I don’t know about you but I can’t imagine an earth where it doesn’t rain. Rain isn’t just beautiful (and sometimes destructive) its beneficial to this planet. It provides water, helps plants grow, and purifies the air. But according to the word of God, when did it start exactly? Let’s take a look at what scripture says.
“(5) Now no shrub had yet appeared on the earth and no plant had yet sprung up, for the Lord God had not sent rain on the earth and there was no one to work the ground, (6) but streams came up from the earth and watered the surface of the ground.” – Genesis 2:5-6
We know from this scripture that plant life needs two things to survive: Rain and someone to care for it. Because God hadn’t sent rain down and didn’t have anyone to tend to it, there wasn’t any plant life. God finished creating everything after the seventh day. Beautiful plants and trees decorated Eden.

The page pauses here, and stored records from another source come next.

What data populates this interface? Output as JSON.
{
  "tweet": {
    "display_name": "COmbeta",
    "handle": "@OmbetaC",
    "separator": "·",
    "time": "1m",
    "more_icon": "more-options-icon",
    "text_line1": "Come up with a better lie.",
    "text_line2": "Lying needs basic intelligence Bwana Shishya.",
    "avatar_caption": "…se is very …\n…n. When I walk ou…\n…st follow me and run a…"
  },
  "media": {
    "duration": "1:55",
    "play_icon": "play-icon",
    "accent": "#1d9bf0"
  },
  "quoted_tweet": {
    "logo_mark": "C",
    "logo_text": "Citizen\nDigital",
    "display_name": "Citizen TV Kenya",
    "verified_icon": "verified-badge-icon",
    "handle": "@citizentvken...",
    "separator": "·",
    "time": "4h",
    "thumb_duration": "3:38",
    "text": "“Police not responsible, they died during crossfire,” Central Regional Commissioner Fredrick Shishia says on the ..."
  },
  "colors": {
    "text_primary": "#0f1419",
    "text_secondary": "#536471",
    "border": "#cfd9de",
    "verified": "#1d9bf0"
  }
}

Let’s talk about the garden for a moment. This was a beautiful and magical place full of peace and serenity. It’s where the very first life began and where it spiritually ended. We can assume that the mist watered the crops in Eden. Especially since Adam is there to tend to the plants. If we do think that the mist continued to water the plants, then we need to question when it stopped.

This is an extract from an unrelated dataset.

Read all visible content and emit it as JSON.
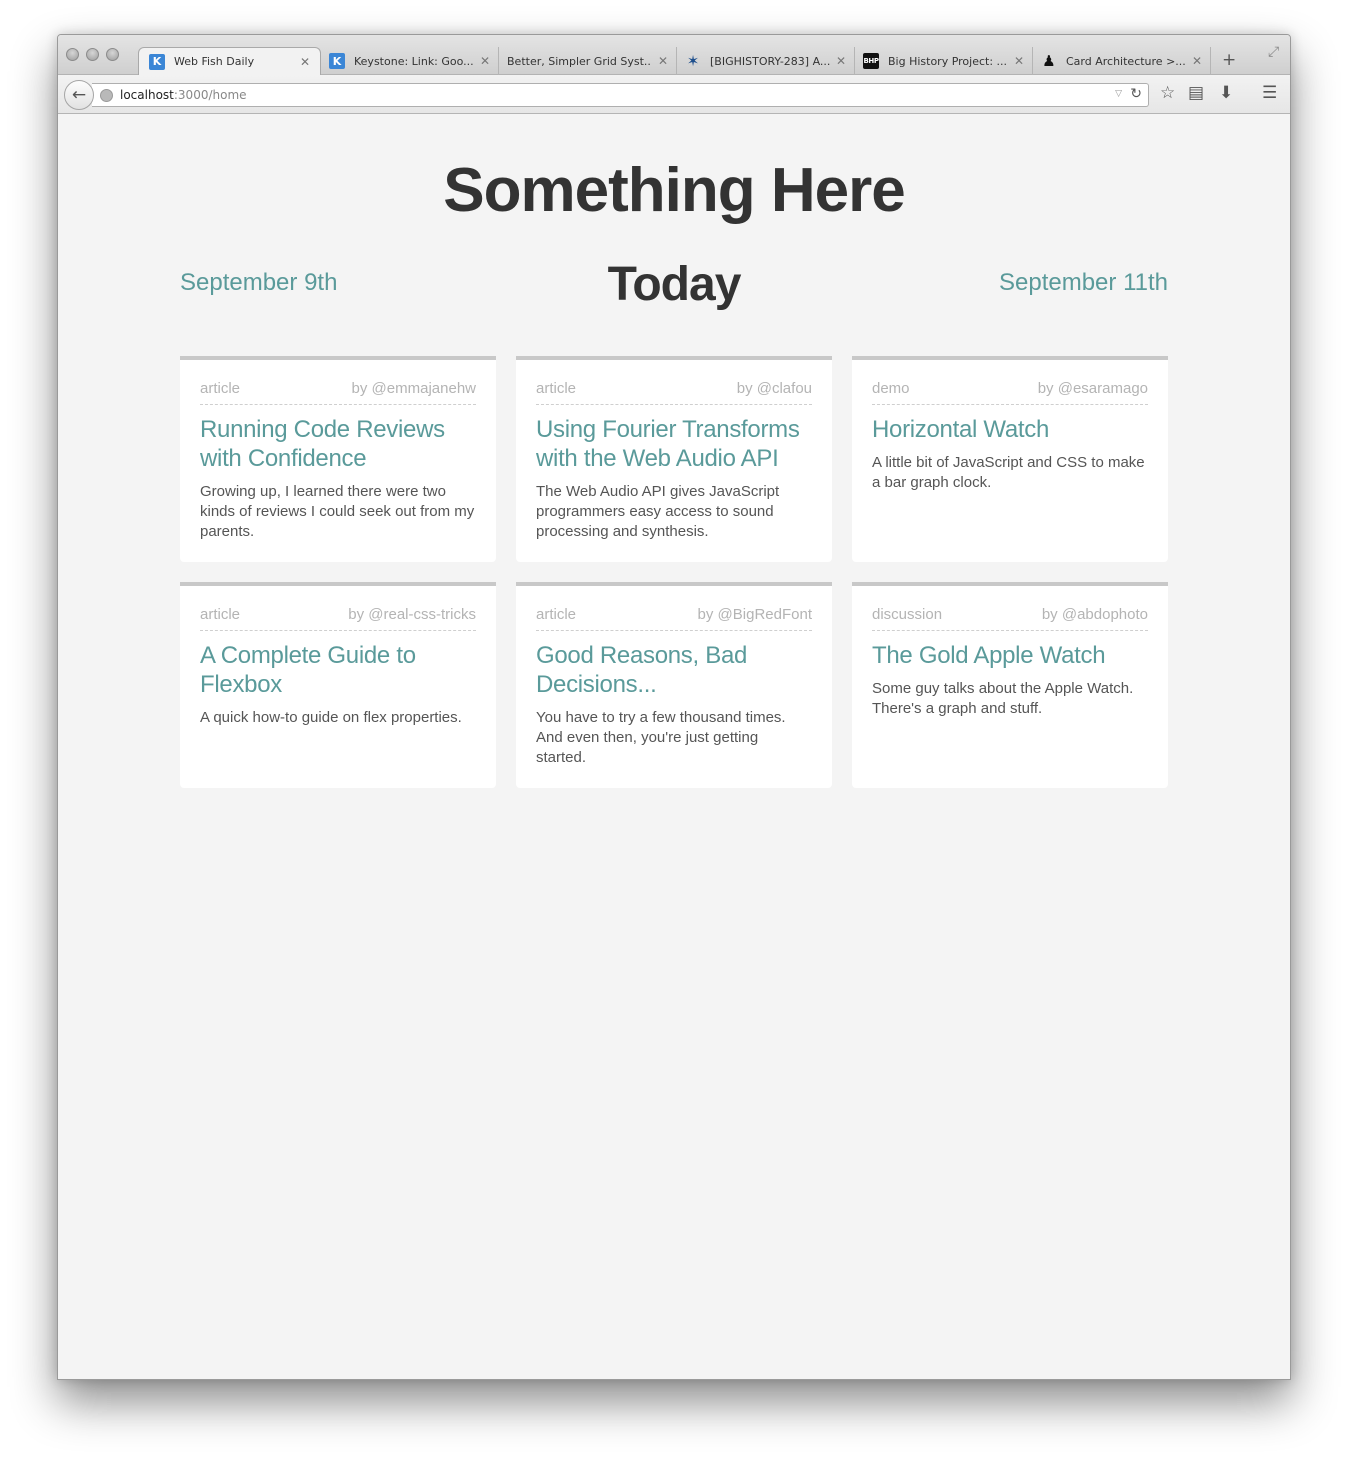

“(17)To Adam he said, “Because you listened to your wife and ate fruit from the tree about which I commanded you, ‘You must not eat from it,’ “Cursed is the ground because of you; through painful toil you will eat food from it all the days of your life. (18) It will produce thorns and thistles for you, and you will eat the plants of the field. (19) By the sweat of your brow you will eat your food until you return to the ground, since from it you were taken; for dust you are and to dust you will return.” – Genesis 3:17-19
Man would fight with the earth to produce the food we need to live. It’s safe to say that this could be when the rain began because it’d be a sign of faith. Adam would have needed to rely on God to give the water for their food to grow. Having the mist during our punishment wouldn’t make sense. It would be like God is saying, “You are on your own except for this mist that waters your plants for you.” I’m not God, but I think it would bring Him more glory if humans had to have faith that He would give.
“Seven days from now I will send rain on the earth for forty days and forty nights, and I will wipe from the face of the earth every living creature I have made.” – Genesis 7:4
One of the reasons why this is a debate is because of the Silence. Scripture never mentions rain again until Chapter six when Noah’s story begins. Among the wicked, Noah was a righteous man of God. After God tells Noah His plan to destroy the earth with a mighty flood, Noah builds the ark for a hundred and twenty years.
“(11) In the six-hundredth year of Noah’s life, on the seventeenth day of the second month—on that day all the springs of the great deep burst forth, and the floodgates of the heavens were opened. (12) And rain fell on the earth forty days and forty nights.”
There are people who think that these “Floodgates” are symbolic to the first rain. This verse is the first time that Scripture ever mentions the skies opening and it raining. So The “Floodgates of Heaven” opening could mean a huge moment in biblical history where everyone looked up in alarm and saw something they’d never seen before. However, after the flood scripture states that the floodgates closed.
“Now the springs of the deep and the floodgates of the heavens had been closed, and the rain had stopped falling from the sky.” – Genesis 8:2
If this had been the first rain where the floodgates opened, then wouldn’t that mean closing them would cause it to never rain again? I also have a theory that if this were the first rain then it would bring more glory to God. An intriguing thought is that God would wait until mankind’s destruction for it to rain.
It makes sense for scripture to mention it since the bible show’s God’s glory. Of all these evil doings there is a God who is merciful, forgiving, and never-changing. It makes sense to me that scripture would have said, “This was the first rain” or, “No one had seen rain before.”
The point is that there is no real answer. Scripture doesn’t tell us when the first rain occurred. All it says is there was a mist during creation and then it rained six chapters later. God could have made it this way so that we know there was a way of watering the earth before the flood because rain didn’t occur yet. He also might think that He doesn’t need to spell it out for us. My idea is that it isn’t important. Whether it occurred during creation, in Eden, before or after the flood, it doesn’t matter.
God created it. Who cares when it happened?
Picture Via Charlesfake.com